* [RECORDS FOR THIS EXERCISE]:
______________________________

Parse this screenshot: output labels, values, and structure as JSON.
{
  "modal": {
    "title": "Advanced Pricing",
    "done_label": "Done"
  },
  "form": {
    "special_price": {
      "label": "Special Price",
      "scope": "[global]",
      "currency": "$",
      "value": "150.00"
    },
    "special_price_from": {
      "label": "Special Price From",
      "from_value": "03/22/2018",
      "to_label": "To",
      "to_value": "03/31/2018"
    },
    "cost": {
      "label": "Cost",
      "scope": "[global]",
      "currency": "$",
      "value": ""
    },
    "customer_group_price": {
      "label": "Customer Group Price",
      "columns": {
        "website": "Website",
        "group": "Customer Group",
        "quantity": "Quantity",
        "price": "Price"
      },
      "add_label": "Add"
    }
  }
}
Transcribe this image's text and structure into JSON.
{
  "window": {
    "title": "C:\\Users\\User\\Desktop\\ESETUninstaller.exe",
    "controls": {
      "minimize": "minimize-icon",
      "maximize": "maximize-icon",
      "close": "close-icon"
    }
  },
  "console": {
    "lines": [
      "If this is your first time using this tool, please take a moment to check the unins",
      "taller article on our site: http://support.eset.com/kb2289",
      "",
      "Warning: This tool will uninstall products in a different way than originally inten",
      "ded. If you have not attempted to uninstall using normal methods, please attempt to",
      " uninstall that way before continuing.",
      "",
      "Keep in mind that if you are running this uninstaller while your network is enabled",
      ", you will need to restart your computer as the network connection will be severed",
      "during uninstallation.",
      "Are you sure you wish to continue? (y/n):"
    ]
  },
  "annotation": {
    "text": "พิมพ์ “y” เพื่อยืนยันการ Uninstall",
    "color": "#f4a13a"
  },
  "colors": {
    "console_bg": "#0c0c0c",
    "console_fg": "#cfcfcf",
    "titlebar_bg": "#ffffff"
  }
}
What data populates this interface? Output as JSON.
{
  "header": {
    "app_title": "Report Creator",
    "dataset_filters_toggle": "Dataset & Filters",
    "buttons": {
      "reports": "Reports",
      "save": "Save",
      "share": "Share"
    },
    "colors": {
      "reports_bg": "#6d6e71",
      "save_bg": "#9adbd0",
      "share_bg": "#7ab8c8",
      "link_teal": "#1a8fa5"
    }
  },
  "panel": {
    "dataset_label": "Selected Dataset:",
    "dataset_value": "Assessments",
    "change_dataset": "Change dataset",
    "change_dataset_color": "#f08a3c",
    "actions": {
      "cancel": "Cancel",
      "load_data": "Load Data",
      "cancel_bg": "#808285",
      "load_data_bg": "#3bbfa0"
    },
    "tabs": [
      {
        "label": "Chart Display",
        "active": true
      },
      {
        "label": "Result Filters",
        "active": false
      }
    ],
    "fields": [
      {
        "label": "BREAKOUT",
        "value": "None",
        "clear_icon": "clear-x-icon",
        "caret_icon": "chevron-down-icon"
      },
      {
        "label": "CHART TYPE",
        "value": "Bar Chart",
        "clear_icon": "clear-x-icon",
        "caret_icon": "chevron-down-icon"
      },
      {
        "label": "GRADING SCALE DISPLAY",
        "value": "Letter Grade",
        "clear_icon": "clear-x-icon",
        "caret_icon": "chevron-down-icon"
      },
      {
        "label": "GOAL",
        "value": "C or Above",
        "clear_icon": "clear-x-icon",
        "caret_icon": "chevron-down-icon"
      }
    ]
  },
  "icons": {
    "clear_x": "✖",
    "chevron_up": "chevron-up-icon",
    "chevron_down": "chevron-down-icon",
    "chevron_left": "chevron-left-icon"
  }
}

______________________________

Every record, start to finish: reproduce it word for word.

* [COMPLETED EXERCISE]:
Parse this screenshot: output labels, values, and structure as JSON.
{
  "modal": {
    "title": "Advanced Pricing",
    "done_label": "Done"
  },
  "form": {
    "special_price": {
      "label": "Special Price",
      "scope": "[global]",
      "currency": "$",
      "value": "150.00"
    },
    "special_price_from": {
      "label": "Special Price From",
      "from_value": "03/22/2018",
      "to_label": "To",
      "to_value": "03/31/2018"
    },
    "cost": {
      "label": "Cost",
      "scope": "[global]",
      "currency": "$",
      "value": ""
    },
    "customer_group_price": {
      "label": "Customer Group Price",
      "columns": {
        "website": "Website",
        "group": "Customer Group",
        "quantity": "Quantity",
        "price": "Price"
      },
      "add_label": "Add"
    }
  }
}
Transcribe this image's text and structure into JSON.
{
  "window": {
    "title": "C:\\Users\\User\\Desktop\\ESETUninstaller.exe",
    "controls": {
      "minimize": "minimize-icon",
      "maximize": "maximize-icon",
      "close": "close-icon"
    }
  },
  "console": {
    "lines": [
      "If this is your first time using this tool, please take a moment to check the unins",
      "taller article on our site: http://support.eset.com/kb2289",
      "",
      "Warning: This tool will uninstall products in a different way than originally inten",
      "ded. If you have not attempted to uninstall using normal methods, please attempt to",
      " uninstall that way before continuing.",
      "",
      "Keep in mind that if you are running this uninstaller while your network is enabled",
      ", you will need to restart your computer as the network connection will be severed",
      "during uninstallation.",
      "Are you sure you wish to continue? (y/n):"
    ]
  },
  "annotation": {
    "text": "พิมพ์ “y” เพื่อยืนยันการ Uninstall",
    "color": "#f4a13a"
  },
  "colors": {
    "console_bg": "#0c0c0c",
    "console_fg": "#cfcfcf",
    "titlebar_bg": "#ffffff"
  }
}
What data populates this interface? Output as JSON.
{
  "header": {
    "app_title": "Report Creator",
    "dataset_filters_toggle": "Dataset & Filters",
    "buttons": {
      "reports": "Reports",
      "save": "Save",
      "share": "Share"
    },
    "colors": {
      "reports_bg": "#6d6e71",
      "save_bg": "#9adbd0",
      "share_bg": "#7ab8c8",
      "link_teal": "#1a8fa5"
    }
  },
  "panel": {
    "dataset_label": "Selected Dataset:",
    "dataset_value": "Assessments",
    "change_dataset": "Change dataset",
    "change_dataset_color": "#f08a3c",
    "actions": {
      "cancel": "Cancel",
      "load_data": "Load Data",
      "cancel_bg": "#808285",
      "load_data_bg": "#3bbfa0"
    },
    "tabs": [
      {
        "label": "Chart Display",
        "active": true
      },
      {
        "label": "Result Filters",
        "active": false
      }
    ],
    "fields": [
      {
        "label": "BREAKOUT",
        "value": "None",
        "clear_icon": "clear-x-icon",
        "caret_icon": "chevron-down-icon"
      },
      {
        "label": "CHART TYPE",
        "value": "Bar Chart",
        "clear_icon": "clear-x-icon",
        "caret_icon": "chevron-down-icon"
      },
      {
        "label": "GRADING SCALE DISPLAY",
        "value": "Letter Grade",
        "clear_icon": "clear-x-icon",
        "caret_icon": "chevron-down-icon"
      },
      {
        "label": "GOAL",
        "value": "C or Above",
        "clear_icon": "clear-x-icon",
        "caret_icon": "chevron-down-icon"
      }
    ]
  },
  "icons": {
    "clear_x": "✖",
    "chevron_up": "chevron-up-icon",
    "chevron_down": "chevron-down-icon",
    "chevron_left": "chevron-left-icon"
  }
}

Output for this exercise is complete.